:: Data provided
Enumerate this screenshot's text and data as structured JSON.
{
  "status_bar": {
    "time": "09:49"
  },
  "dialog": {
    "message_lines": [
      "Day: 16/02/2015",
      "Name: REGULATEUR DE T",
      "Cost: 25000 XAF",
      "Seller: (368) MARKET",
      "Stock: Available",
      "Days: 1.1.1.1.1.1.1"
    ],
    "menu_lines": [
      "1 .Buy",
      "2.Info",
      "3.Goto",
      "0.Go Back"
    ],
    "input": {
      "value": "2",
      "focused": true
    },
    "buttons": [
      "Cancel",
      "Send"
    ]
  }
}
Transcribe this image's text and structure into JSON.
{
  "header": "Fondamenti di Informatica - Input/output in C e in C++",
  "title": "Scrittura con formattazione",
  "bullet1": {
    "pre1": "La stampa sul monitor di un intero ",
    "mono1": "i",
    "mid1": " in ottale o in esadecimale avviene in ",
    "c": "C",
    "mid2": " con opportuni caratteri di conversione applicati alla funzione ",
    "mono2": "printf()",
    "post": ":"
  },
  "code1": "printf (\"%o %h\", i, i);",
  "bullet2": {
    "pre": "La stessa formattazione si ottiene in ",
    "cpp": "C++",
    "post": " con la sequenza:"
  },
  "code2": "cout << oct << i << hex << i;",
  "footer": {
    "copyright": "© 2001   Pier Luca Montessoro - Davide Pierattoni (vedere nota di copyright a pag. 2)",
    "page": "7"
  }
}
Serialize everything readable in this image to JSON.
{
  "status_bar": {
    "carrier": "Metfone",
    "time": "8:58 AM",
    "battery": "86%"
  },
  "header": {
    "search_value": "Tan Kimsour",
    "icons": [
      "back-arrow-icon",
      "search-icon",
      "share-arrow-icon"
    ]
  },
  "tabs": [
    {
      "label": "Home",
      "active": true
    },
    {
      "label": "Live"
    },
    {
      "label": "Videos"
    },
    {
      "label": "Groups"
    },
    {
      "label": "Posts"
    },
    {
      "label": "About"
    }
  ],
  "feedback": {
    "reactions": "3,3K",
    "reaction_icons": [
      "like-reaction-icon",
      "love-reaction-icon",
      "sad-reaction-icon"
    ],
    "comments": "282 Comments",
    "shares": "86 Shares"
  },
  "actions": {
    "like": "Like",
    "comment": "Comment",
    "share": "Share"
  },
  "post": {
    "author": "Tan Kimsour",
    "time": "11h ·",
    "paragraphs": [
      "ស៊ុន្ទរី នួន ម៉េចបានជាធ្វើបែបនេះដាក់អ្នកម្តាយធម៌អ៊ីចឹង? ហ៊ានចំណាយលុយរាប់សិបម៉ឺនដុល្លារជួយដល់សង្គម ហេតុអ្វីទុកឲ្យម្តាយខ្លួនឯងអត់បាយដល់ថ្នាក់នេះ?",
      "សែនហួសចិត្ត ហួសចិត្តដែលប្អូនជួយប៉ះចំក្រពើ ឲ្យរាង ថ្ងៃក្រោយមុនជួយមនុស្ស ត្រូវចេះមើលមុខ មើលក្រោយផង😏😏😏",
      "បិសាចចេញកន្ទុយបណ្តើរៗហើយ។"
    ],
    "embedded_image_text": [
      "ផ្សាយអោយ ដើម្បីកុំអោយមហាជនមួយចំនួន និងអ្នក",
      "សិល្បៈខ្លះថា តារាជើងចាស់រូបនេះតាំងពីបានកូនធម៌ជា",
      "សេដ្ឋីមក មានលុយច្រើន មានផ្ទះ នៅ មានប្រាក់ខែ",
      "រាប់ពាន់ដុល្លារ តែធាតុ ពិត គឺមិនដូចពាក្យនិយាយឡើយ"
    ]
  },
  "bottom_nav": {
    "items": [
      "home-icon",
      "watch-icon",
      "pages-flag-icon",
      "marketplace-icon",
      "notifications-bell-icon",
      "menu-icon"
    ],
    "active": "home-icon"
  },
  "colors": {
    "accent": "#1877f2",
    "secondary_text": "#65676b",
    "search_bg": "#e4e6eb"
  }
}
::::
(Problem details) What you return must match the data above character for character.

(Final answer)
Enumerate this screenshot's text and data as structured JSON.
{
  "status_bar": {
    "time": "09:49"
  },
  "dialog": {
    "message_lines": [
      "Day: 16/02/2015",
      "Name: REGULATEUR DE T",
      "Cost: 25000 XAF",
      "Seller: (368) MARKET",
      "Stock: Available",
      "Days: 1.1.1.1.1.1.1"
    ],
    "menu_lines": [
      "1 .Buy",
      "2.Info",
      "3.Goto",
      "0.Go Back"
    ],
    "input": {
      "value": "2",
      "focused": true
    },
    "buttons": [
      "Cancel",
      "Send"
    ]
  }
}
Transcribe this image's text and structure into JSON.
{
  "header": "Fondamenti di Informatica - Input/output in C e in C++",
  "title": "Scrittura con formattazione",
  "bullet1": {
    "pre1": "La stampa sul monitor di un intero ",
    "mono1": "i",
    "mid1": " in ottale o in esadecimale avviene in ",
    "c": "C",
    "mid2": " con opportuni caratteri di conversione applicati alla funzione ",
    "mono2": "printf()",
    "post": ":"
  },
  "code1": "printf (\"%o %h\", i, i);",
  "bullet2": {
    "pre": "La stessa formattazione si ottiene in ",
    "cpp": "C++",
    "post": " con la sequenza:"
  },
  "code2": "cout << oct << i << hex << i;",
  "footer": {
    "copyright": "© 2001   Pier Luca Montessoro - Davide Pierattoni (vedere nota di copyright a pag. 2)",
    "page": "7"
  }
}
Serialize everything readable in this image to JSON.
{
  "status_bar": {
    "carrier": "Metfone",
    "time": "8:58 AM",
    "battery": "86%"
  },
  "header": {
    "search_value": "Tan Kimsour",
    "icons": [
      "back-arrow-icon",
      "search-icon",
      "share-arrow-icon"
    ]
  },
  "tabs": [
    {
      "label": "Home",
      "active": true
    },
    {
      "label": "Live"
    },
    {
      "label": "Videos"
    },
    {
      "label": "Groups"
    },
    {
      "label": "Posts"
    },
    {
      "label": "About"
    }
  ],
  "feedback": {
    "reactions": "3,3K",
    "reaction_icons": [
      "like-reaction-icon",
      "love-reaction-icon",
      "sad-reaction-icon"
    ],
    "comments": "282 Comments",
    "shares": "86 Shares"
  },
  "actions": {
    "like": "Like",
    "comment": "Comment",
    "share": "Share"
  },
  "post": {
    "author": "Tan Kimsour",
    "time": "11h ·",
    "paragraphs": [
      "ស៊ុន្ទរី នួន ម៉េចបានជាធ្វើបែបនេះដាក់អ្នកម្តាយធម៌អ៊ីចឹង? ហ៊ានចំណាយលុយរាប់សិបម៉ឺនដុល្លារជួយដល់សង្គម ហេតុអ្វីទុកឲ្យម្តាយខ្លួនឯងអត់បាយដល់ថ្នាក់នេះ?",
      "សែនហួសចិត្ត ហួសចិត្តដែលប្អូនជួយប៉ះចំក្រពើ ឲ្យរាង ថ្ងៃក្រោយមុនជួយមនុស្ស ត្រូវចេះមើលមុខ មើលក្រោយផង😏😏😏",
      "បិសាចចេញកន្ទុយបណ្តើរៗហើយ។"
    ],
    "embedded_image_text": [
      "ផ្សាយអោយ ដើម្បីកុំអោយមហាជនមួយចំនួន និងអ្នក",
      "សិល្បៈខ្លះថា តារាជើងចាស់រូបនេះតាំងពីបានកូនធម៌ជា",
      "សេដ្ឋីមក មានលុយច្រើន មានផ្ទះ នៅ មានប្រាក់ខែ",
      "រាប់ពាន់ដុល្លារ តែធាតុ ពិត គឺមិនដូចពាក្យនិយាយឡើយ"
    ]
  },
  "bottom_nav": {
    "items": [
      "home-icon",
      "watch-icon",
      "pages-flag-icon",
      "marketplace-icon",
      "notifications-bell-icon",
      "menu-icon"
    ],
    "active": "home-icon"
  },
  "colors": {
    "accent": "#1877f2",
    "secondary_text": "#65676b",
    "search_bg": "#e4e6eb"
  }
}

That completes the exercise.